In the entries below, find the lines that contain the word "value" and copy them.

■ Available data ■
+-------+

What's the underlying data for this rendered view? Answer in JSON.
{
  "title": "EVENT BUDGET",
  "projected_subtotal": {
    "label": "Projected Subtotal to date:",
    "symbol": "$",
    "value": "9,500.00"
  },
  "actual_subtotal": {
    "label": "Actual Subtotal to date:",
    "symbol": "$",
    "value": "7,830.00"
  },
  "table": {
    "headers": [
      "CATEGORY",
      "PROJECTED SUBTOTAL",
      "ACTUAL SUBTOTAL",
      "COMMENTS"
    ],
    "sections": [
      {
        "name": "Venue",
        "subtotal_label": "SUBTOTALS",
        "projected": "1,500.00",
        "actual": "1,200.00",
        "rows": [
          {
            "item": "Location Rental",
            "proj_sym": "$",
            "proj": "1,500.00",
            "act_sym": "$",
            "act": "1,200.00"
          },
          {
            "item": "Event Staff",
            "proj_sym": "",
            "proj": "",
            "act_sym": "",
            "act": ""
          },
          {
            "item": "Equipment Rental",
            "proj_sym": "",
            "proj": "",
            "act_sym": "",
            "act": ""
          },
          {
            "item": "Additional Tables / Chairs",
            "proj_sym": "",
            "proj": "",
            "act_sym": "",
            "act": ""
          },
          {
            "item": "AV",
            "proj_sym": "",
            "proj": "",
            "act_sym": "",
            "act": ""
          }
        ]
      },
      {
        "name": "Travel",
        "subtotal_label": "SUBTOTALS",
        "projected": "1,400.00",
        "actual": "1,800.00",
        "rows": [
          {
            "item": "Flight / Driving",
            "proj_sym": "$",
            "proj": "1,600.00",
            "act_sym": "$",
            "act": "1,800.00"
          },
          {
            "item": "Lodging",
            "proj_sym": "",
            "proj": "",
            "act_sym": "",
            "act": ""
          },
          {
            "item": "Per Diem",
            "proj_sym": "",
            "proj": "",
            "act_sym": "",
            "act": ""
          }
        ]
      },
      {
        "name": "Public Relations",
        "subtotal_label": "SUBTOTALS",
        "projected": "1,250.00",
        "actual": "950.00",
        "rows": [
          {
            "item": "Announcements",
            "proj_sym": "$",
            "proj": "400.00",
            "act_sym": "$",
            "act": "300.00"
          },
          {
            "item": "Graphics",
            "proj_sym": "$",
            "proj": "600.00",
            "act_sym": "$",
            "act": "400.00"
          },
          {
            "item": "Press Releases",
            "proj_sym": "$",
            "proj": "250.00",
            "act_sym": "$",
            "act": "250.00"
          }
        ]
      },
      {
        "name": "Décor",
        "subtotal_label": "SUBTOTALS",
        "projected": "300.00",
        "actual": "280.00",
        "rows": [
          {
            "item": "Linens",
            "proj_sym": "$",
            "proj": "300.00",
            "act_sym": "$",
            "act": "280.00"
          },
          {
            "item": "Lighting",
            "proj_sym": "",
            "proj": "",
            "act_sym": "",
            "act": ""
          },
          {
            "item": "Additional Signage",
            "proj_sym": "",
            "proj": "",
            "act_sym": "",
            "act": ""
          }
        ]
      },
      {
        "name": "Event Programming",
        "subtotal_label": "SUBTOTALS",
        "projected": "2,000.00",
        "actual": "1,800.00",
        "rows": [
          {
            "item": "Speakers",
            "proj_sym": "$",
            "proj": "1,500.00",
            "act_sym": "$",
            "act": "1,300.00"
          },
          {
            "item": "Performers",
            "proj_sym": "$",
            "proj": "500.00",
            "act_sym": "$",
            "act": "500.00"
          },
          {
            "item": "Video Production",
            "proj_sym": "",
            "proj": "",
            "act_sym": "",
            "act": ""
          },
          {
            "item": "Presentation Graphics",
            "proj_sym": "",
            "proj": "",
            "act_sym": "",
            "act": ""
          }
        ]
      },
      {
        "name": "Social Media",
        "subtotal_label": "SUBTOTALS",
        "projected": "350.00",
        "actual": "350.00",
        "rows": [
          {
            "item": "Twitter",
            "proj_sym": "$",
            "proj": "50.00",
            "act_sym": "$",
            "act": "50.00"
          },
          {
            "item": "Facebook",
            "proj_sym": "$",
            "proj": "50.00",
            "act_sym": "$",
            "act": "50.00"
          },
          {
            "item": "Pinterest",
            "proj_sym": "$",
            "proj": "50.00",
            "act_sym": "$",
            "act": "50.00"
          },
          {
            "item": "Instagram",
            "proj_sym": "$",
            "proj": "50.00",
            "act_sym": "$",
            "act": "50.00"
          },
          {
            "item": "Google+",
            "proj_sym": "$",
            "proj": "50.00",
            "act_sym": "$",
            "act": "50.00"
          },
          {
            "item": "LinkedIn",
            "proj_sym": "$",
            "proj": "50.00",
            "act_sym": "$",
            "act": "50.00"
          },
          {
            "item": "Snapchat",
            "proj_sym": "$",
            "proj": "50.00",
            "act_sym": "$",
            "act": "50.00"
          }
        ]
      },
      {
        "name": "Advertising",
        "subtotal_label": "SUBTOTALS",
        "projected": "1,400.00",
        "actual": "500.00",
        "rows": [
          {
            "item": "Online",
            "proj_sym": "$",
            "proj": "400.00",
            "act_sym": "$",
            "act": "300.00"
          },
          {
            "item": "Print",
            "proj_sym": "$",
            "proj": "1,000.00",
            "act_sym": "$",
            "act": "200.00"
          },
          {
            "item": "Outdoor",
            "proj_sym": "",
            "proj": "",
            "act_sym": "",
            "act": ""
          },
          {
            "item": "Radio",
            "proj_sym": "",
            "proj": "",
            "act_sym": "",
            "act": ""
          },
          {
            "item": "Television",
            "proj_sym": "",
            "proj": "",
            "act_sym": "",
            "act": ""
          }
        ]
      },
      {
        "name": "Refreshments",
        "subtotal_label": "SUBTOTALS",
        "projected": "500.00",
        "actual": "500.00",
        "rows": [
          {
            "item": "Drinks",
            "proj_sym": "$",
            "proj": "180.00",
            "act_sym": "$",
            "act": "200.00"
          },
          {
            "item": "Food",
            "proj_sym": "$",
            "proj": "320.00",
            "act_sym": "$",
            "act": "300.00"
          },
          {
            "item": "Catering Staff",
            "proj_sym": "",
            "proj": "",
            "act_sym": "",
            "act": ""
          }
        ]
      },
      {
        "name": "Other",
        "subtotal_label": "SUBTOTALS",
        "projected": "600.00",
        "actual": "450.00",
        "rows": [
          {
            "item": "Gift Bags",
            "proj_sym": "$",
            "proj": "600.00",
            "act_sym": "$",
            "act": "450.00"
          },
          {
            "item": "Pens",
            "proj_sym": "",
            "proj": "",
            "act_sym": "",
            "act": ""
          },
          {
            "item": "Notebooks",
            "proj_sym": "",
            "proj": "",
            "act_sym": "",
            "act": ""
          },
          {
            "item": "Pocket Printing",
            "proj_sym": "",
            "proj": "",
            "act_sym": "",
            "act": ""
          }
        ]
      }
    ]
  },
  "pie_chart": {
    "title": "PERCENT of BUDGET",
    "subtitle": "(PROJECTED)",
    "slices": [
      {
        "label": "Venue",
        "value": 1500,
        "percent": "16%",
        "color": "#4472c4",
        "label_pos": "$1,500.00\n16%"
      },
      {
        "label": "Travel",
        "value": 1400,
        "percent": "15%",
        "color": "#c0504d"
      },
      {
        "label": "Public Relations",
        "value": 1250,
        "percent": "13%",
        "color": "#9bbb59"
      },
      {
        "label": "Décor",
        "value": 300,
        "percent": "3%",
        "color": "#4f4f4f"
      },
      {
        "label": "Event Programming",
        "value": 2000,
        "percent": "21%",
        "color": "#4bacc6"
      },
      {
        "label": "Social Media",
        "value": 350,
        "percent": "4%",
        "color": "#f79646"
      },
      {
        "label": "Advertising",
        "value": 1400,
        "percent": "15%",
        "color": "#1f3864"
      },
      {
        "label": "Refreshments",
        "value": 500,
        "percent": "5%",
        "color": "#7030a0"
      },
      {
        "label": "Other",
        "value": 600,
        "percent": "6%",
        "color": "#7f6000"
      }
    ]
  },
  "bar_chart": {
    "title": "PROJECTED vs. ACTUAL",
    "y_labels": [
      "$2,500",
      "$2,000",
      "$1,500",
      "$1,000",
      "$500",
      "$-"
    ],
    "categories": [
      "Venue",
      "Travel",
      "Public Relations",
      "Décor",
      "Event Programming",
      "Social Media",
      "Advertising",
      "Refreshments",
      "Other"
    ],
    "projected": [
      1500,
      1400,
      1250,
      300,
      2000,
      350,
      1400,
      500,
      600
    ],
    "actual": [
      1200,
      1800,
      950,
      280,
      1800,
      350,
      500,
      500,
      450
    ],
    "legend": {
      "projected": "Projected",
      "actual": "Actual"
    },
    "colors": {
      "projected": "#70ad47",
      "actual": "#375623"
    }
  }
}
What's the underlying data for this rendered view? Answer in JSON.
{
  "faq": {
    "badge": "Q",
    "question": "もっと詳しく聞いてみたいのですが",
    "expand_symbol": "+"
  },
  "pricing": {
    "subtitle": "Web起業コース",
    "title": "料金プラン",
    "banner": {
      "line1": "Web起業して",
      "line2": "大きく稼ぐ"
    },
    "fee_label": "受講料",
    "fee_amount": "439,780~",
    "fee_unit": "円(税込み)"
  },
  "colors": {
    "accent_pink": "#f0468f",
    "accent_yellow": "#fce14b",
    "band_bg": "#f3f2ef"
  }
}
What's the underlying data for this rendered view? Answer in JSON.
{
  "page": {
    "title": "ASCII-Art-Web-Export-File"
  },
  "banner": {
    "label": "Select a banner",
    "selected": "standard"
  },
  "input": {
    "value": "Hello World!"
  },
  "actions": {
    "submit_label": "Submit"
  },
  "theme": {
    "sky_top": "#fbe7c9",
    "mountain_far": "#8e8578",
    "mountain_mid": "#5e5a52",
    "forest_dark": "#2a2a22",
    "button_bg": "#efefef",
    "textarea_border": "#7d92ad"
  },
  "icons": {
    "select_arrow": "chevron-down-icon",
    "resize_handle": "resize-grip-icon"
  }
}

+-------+

■ Task result ■
    "value": "9,500.00"
    "value": "7,830.00"
        "value": 1500,
        "value": 1400,
        "value": 1250,
        "value": 300,
        "value": 2000,
        "value": 350,
        "value": 1400,
        "value": 500,
        "value": 600,
    "value": "Hello World!"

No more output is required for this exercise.